Margaret Davis releases breathtaking Single

Margaret Davis’ “Too Marvelous for Words”, written by Richard Whiting and Johnny Mercer, is a long time popular song standard she covers to great effect. Davis does not perform literal covers of such material. Her classical training as a harpist puts a new spin on venerable songs thanks to her artful re-arranging of the song for her chosen instrument. The harp playing never seems out of place. Davis maintains a dialogue of sorts between her harp playing and vocals throughout “Too Marvelous for Words” – the harp playing underlines her vocals with quicksilver melodic touches akin to a gentle rain falling around you while the song plays.

The performance is stripped down, but guest trumpet player Jonathan Shadle makes important contributions with his playing. The trumpet never takes a lead role in the performance and instead spends the song’s duration punctuating Davis’ harp work and vocals. It lends a slight late night vibe to the song after you’ve had a few cocktails, but there’s nothing woozy about it, just an elevated glow. The trumpet helps the blue flame in the song’s heart burn brighter than it otherwise might.


I am taken with her vocals because of how well they mix ethereal gracefulness with a mischievous smile. There is a certain amount of seductiveness defining her vocal, but it never cheapens the performance. It’s a mature sexuality, played light, and never too obvious. Her vocal phrasing is careful and considered without ever draining life from the performance; she gets under the song’s skin and owns it as her own while still paying respect to the original and capturing a significant portion of its spirit.

The production doesn’t have a broad mandate in the sense it must juggle multiple instruments in the mix, but nonetheless does a fine job of framing the track in the best possible light. Each of the three instruments featured in the track, her voice, harp, and Shadle’s trumpet are rendered with crystal clarity and never intrude on other components of the performance.

I think Davis makes a strong claim as one of the best interpreters of this material working today. Despite the age of Whiting and Mercer’s song, it has not dated – songwriters of that generation, decades preceding the autobiographical singer/songwriter conceit people like Bob Dylan, among others, would usher into popular music, composers wrote songs aimed at the broadest possible audiences and therefore drew their subject matter from universally shared experiences rather than personal obscurities.

There is a stylish video accompanying the single’s release. It is a polished performance video and has the same sort of upscale presentation visually that we hear musically. Jonathan Shadle joins her for the video but the focal point is Davis throughout and her radiant beauty makes it an even more enjoyable viewing experience. “Too Marvelous for Words” is a fantastic standalone single and, if chosen, could make for a fine track on a collection of such pop standards.

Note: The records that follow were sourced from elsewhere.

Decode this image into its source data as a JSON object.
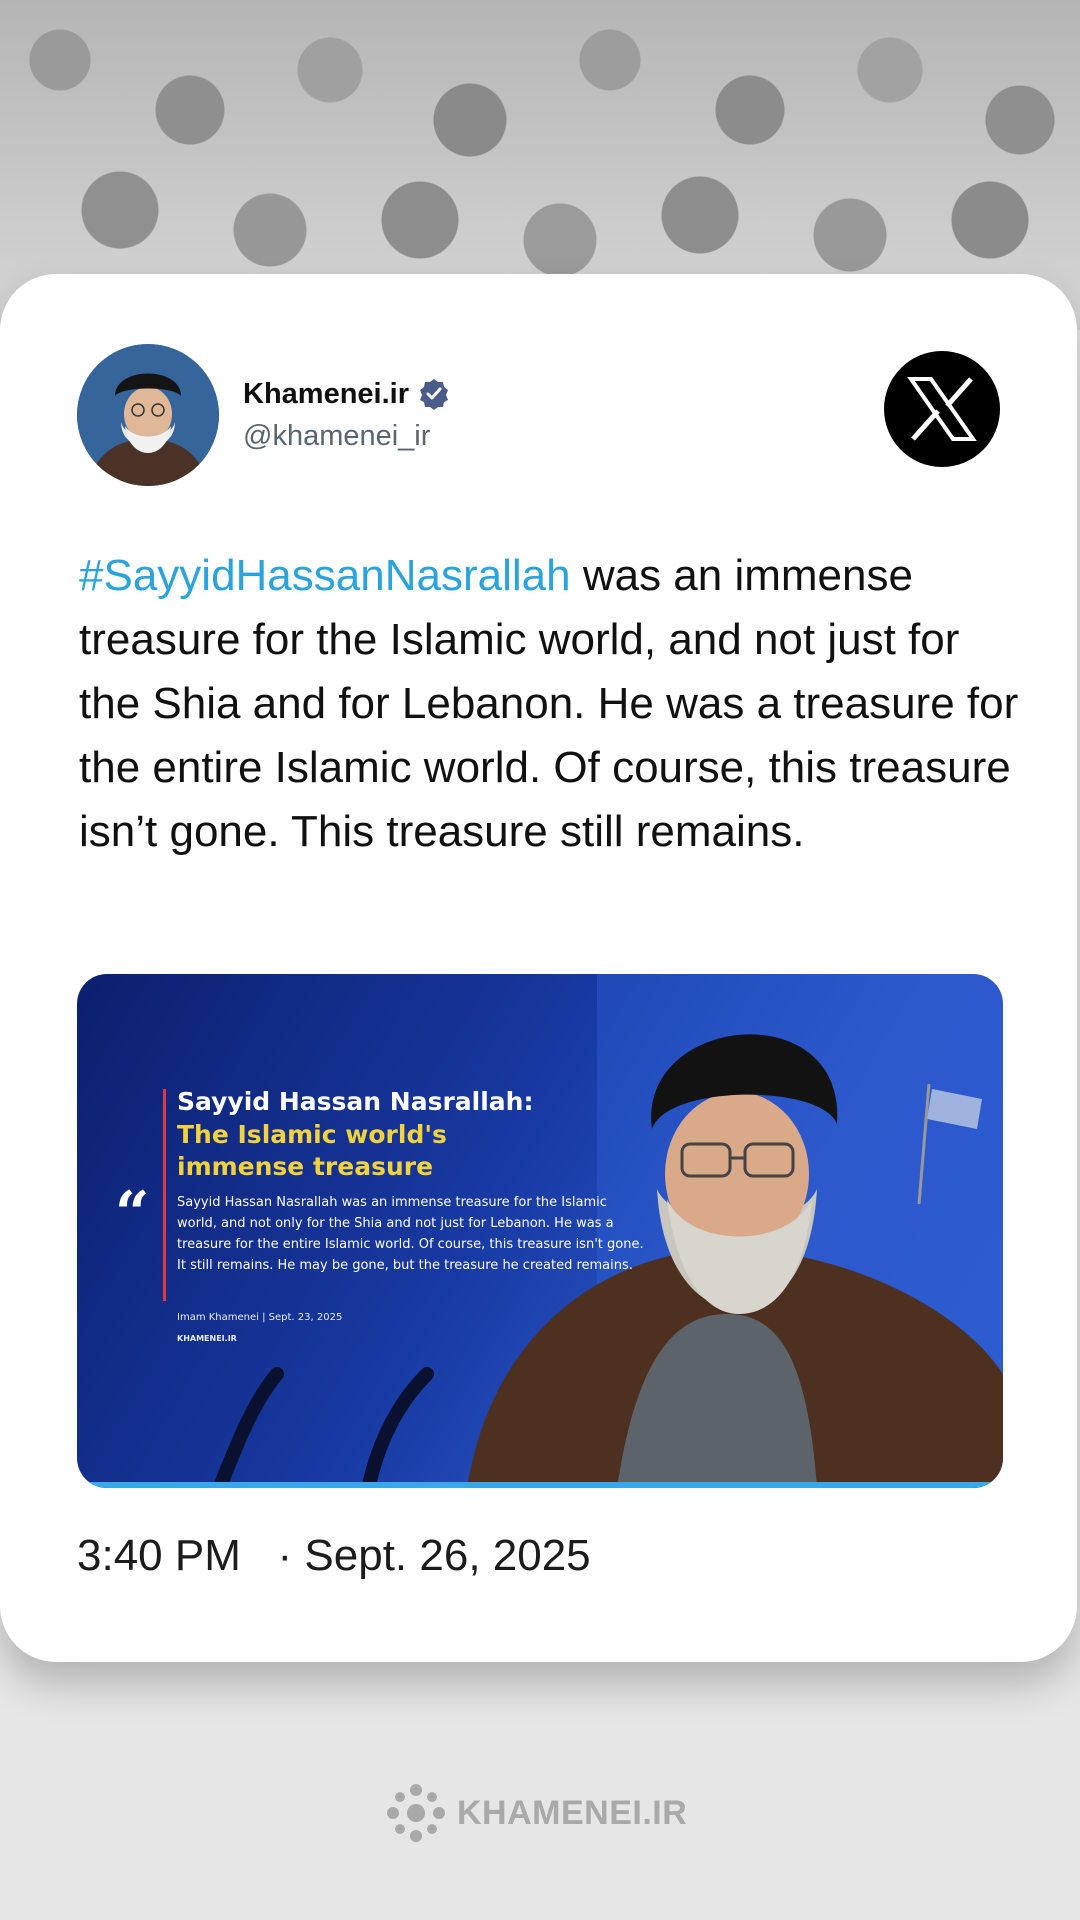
{
  "author": {
    "name": "Khamenei.ir",
    "handle": "@khamenei_ir"
  },
  "tweet": {
    "hashtag": "#SayyidHassanNasrallah",
    "text": " was an immense treasure for the Islamic world, and not just for the Shia and for Lebanon. He was a treasure for the entire Islamic world. Of course, this treasure isn’t gone. This treasure still remains."
  },
  "media": {
    "title": "Sayyid Hassan Nasrallah:",
    "subtitle": "The Islamic world's immense treasure",
    "quote_mark": "“",
    "body": "Sayyid Hassan Nasrallah was an immense treasure for the Islamic world, and not only for the Shia and not just for Lebanon. He was a treasure for the entire Islamic world. Of course, this treasure isn't gone. It still remains. He may be gone, but the treasure he created remains.",
    "attribution": "Imam Khamenei  |  Sept. 23, 2025",
    "brand": "KHAMENEI.IR"
  },
  "timestamp": "3:40 PM   · Sept. 26, 2025",
  "footer": {
    "logo_text": "KHAMENEI.IR"
  },
  "colors": {
    "hashtag": "#2ba3dd",
    "verified": "#4b5c8a",
    "media_accent_bar": "#3aa8e8",
    "media_subtitle": "#f3d33c"
  },
  "icons": [
    "verified-badge-icon",
    "x-logo-icon",
    "khamenei-logo-icon"
  ]
}
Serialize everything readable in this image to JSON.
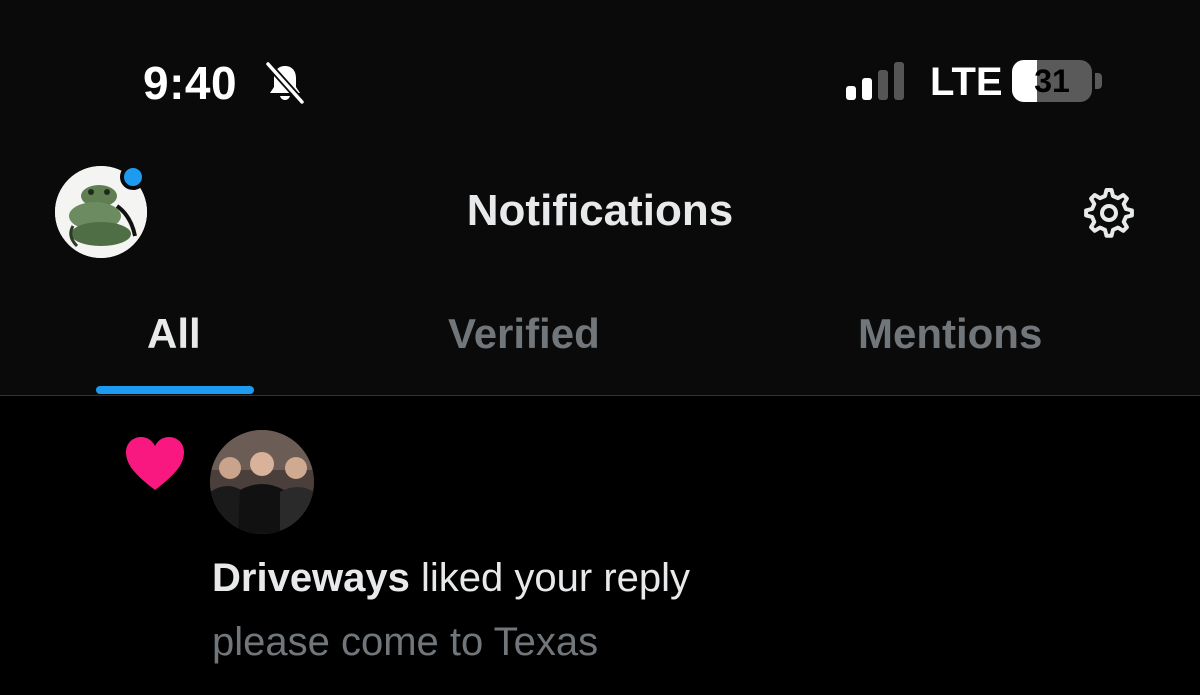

Margaret Davis understands this material and commands it with easy confidence that inspires you to come back for more.

Michael Rand

About Author /

Start typing and press Enter to search